An SM-3 Block 1B launched from the USS John Paul Jones (as shown above in a 2014 test) was the first to engage the medium-range ballistic missile target but missed its mark due to what the MDA characterized as an anomaly with the interceptor. Credit: MDA
By Scott Ritter,
Russia Today – November 17, 2020
The US has long dismissed Russian concerns over the deployment of the Aegis Ashore missile defense system on European soil.
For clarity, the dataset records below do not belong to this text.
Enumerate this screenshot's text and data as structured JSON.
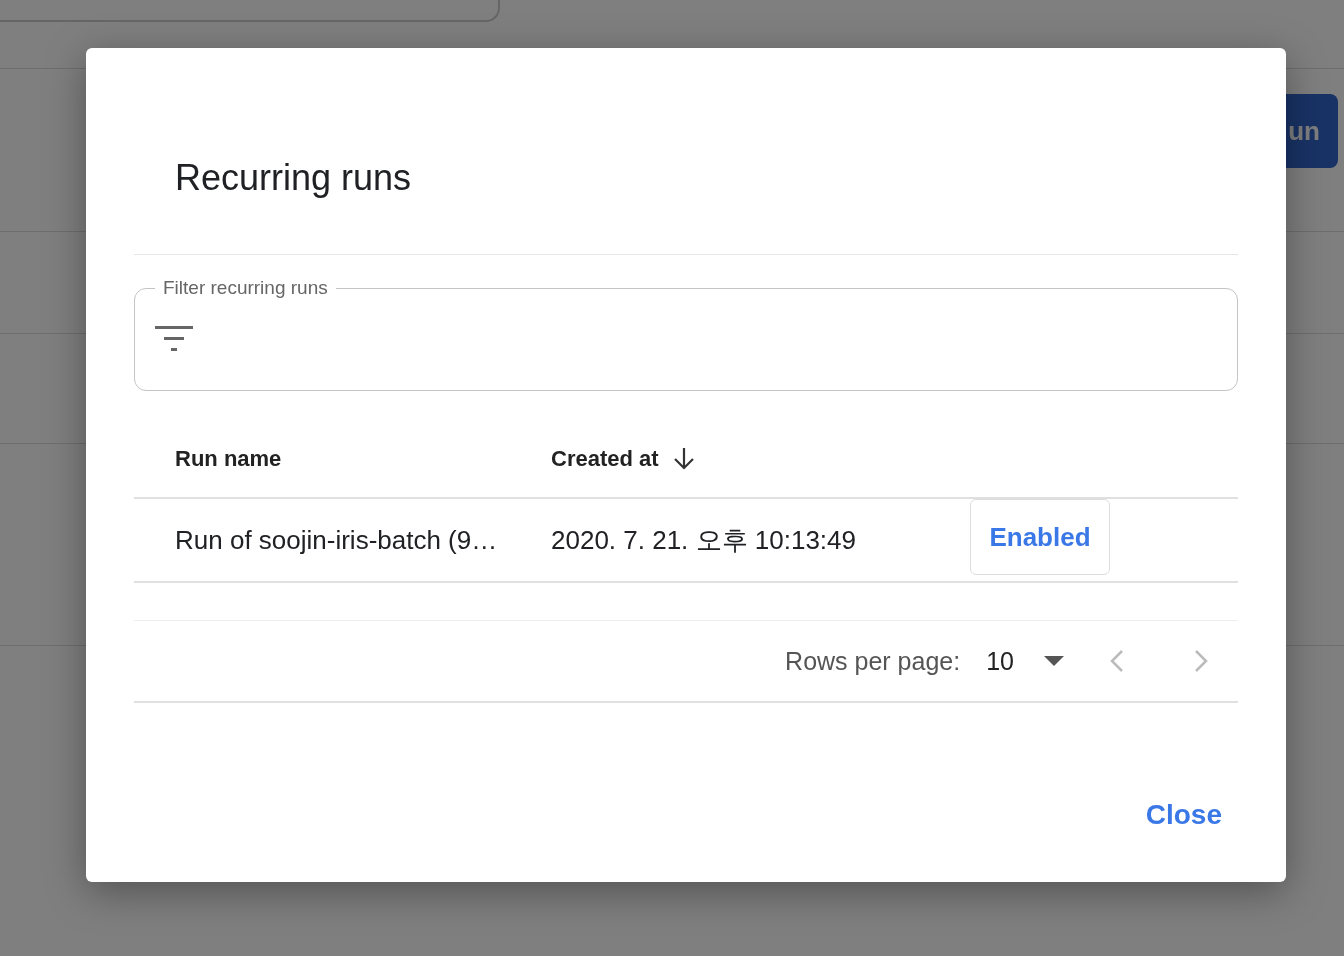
{
  "background": {
    "button_label": "un"
  },
  "dialog": {
    "title": "Recurring runs",
    "filter": {
      "label": "Filter recurring runs"
    },
    "table": {
      "columns": [
        {
          "label": "Run name",
          "sorted": false
        },
        {
          "label": "Created at",
          "sorted": true
        }
      ],
      "rows": [
        {
          "run_name": "Run of soojin-iris-batch (9…",
          "created_at": "2020. 7. 21. 오후 10:13:49",
          "status": "Enabled"
        }
      ]
    },
    "pagination": {
      "label": "Rows per page:",
      "value": "10"
    },
    "buttons": [
      {
        "label": "Close"
      }
    ]
  }
}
This week’s test of the SM-3 Block IIA interceptor against an ICBM has proven Russian concerns correct.
On Tuesday, the US Missile Defense Agency (MDA) announced it conducted a test of an Aegis Ballistic Missile Defense (BMD) System-equipped Arleigh Burke-class destroyer, the USS John Finn, against what was termed a “threat-representative Intercontinental Ballistic Missile (ICBM) target” using a Standard Missile-3 (SM-3) Block IIA interceptor. The test object was launched from Kwajalein Atoll, in the Republic of the Marshall Islands, toward an area of the Pacific Ocean northeast of Hawaii. According to the MDA, the SM-3 Block IIA missile successfully intercepted its target.
The successful test is but the latest in a series intended to prepare the SM-3 Block IIA missile and its associated systems–the Aegis Baseline-9 Weapons System and Command and Control Battle Management Communications (C2BMC) network–for operational duty as America’s frontline missile defense capability.